School boards file application claiming teachers' strikes are illegal
TORONTO -- Three Ontario school boards where high school teachers have been on strike for weeks, affecting more than 70,000 students, are asking for the job actions to be declared unlawful.
In Durham Region, where secondary teachers are into their fourth week on strike, the board said it "strongly believes" it is illegal.
"It has become increasingly apparent through the language and action of the union leaders that these three strikes are related to the larger central issues and that (Ontario Secondary School Teachers' Federation) has put (Durham) teachers on a local strike based on central issues," the board wrote in a statement.
That is not allowed under a new bargaining system the Liberal government introduced last year. It separates local and central negotiating, with issues such as money and class sizes being discussed at the provincial table.
The Durham District School Board, east of Toronto, the Rainbow District School Board, in the Sudbury area, and the Peel District School Board, west of Toronto, are filing a joint application to the Ontario Labour Relations Board, asking it to declare the strikes unlawful.
"We've said, from the beginning, what we know is true: that provincial OSSTF is setting the agenda for local bargaining and that this local strike is part of their overall provincial strategy," Peel District School Board chair Janet McDougald said in a statement.
"We've seen secondary teachers in each of the three boards protest issues being negotiated at the central table, particularly the central matter of class size. Our teachers need to know, and our parents and students need to know, that there is nothing we can do at our local table to impact class size decisions -- nothing."

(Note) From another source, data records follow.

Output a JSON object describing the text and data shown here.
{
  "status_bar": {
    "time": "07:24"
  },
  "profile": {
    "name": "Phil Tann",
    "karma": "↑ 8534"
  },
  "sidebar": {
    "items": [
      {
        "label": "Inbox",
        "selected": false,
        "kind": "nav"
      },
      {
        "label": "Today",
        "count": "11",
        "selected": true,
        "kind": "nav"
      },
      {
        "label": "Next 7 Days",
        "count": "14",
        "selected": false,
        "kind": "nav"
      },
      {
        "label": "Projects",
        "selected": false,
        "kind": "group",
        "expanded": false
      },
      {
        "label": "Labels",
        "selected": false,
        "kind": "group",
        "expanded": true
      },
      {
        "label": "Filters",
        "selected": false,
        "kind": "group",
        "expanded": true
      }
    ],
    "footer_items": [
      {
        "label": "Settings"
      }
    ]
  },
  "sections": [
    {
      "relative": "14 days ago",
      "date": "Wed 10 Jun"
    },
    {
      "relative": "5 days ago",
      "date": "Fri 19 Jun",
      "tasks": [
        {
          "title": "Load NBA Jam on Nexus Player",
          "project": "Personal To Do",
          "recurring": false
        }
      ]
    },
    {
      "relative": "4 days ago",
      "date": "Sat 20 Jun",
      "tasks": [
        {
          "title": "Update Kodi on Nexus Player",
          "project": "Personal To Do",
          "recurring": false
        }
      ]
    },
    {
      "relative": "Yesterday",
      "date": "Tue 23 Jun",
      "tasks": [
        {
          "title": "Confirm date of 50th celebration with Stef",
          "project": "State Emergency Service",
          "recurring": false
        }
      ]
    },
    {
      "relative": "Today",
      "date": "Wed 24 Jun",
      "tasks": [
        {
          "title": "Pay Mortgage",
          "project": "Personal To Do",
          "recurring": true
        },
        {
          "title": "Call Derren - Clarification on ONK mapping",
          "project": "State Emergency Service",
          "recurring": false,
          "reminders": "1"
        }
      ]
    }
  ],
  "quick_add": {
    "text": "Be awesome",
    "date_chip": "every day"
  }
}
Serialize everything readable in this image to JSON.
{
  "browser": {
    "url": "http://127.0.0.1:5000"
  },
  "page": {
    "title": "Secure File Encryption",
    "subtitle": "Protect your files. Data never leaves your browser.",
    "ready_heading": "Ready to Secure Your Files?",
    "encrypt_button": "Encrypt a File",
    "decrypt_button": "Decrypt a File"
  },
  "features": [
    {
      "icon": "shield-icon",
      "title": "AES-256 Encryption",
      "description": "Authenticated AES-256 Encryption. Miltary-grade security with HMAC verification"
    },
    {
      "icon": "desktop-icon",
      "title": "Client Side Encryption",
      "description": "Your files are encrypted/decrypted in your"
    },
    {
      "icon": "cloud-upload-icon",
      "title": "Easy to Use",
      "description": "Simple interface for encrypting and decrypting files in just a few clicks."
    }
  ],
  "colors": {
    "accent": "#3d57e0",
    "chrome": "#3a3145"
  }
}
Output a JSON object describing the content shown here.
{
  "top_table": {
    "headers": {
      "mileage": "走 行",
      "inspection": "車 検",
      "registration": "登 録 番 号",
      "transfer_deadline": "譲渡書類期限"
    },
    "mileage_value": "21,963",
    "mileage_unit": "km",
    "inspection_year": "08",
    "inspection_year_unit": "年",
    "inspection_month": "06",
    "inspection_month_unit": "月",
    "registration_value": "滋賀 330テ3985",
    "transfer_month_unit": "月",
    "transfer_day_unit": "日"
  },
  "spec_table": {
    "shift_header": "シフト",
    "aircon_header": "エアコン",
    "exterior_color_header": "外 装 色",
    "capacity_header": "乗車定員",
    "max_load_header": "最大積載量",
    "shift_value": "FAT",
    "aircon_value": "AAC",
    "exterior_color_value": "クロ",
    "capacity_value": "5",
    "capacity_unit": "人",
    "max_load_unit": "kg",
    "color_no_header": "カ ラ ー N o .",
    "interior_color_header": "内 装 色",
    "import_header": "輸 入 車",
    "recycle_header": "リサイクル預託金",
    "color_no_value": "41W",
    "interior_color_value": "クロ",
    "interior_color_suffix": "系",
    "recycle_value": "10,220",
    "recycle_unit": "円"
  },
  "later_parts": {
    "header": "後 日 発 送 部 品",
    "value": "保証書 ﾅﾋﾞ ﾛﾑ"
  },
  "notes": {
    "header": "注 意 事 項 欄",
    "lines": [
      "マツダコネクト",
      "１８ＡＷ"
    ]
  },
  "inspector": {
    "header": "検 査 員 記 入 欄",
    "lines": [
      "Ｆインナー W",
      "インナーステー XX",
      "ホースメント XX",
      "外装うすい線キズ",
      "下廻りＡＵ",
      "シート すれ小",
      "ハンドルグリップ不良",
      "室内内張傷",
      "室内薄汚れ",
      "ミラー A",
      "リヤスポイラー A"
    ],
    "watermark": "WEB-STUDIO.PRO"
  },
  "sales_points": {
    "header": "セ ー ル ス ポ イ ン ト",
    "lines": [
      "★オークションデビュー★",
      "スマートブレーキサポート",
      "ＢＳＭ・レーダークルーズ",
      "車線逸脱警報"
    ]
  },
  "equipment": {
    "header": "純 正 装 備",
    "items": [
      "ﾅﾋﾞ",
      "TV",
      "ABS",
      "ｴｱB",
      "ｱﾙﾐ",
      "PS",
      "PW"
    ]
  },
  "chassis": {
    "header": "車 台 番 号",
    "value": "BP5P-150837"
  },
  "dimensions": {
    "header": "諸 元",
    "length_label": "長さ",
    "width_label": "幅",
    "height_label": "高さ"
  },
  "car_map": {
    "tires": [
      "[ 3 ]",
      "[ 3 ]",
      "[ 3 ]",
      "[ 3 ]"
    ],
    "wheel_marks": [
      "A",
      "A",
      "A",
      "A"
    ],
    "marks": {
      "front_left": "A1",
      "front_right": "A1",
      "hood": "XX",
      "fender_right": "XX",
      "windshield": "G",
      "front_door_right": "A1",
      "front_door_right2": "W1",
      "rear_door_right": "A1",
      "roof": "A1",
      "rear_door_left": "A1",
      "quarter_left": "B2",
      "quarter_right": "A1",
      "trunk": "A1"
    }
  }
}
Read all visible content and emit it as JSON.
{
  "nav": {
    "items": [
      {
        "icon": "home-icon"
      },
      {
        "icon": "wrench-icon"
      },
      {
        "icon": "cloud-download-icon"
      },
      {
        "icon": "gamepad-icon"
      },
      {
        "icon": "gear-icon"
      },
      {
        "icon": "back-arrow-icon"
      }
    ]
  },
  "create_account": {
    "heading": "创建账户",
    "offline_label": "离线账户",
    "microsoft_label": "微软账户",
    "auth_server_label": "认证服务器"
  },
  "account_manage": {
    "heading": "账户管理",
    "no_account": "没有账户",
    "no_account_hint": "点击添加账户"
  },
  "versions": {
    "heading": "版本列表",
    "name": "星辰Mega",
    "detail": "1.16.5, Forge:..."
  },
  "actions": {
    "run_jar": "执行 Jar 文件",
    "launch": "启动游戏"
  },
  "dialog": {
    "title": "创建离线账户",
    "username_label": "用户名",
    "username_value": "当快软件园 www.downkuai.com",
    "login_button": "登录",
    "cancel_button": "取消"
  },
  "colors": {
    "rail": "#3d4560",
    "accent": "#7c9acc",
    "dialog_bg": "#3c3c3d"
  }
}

The head of the Rainbow District School Board said in a statement that there are misconceptions that the board is trying to increase class sizes, limit prep time and freeze salaries and benefits at the local table.
"Those issues are not part of the local negotiation process. They are central issues," chair Doreen Dewar wrote.
"We have maintained from the outset that our students and their families are caught in a dispute that is really between OSSTF and the province."
Central talks between OSSTF and the province are stalled.
Ontario's public elementary school teachers began a work-to-rule strike Monday. During their job action schools will remain open and extracurricular activities and field trips continue for now, but teachers won't administer standardized tests, add comments to report cards or participate in any professional development related to Ministry of Education initiatives.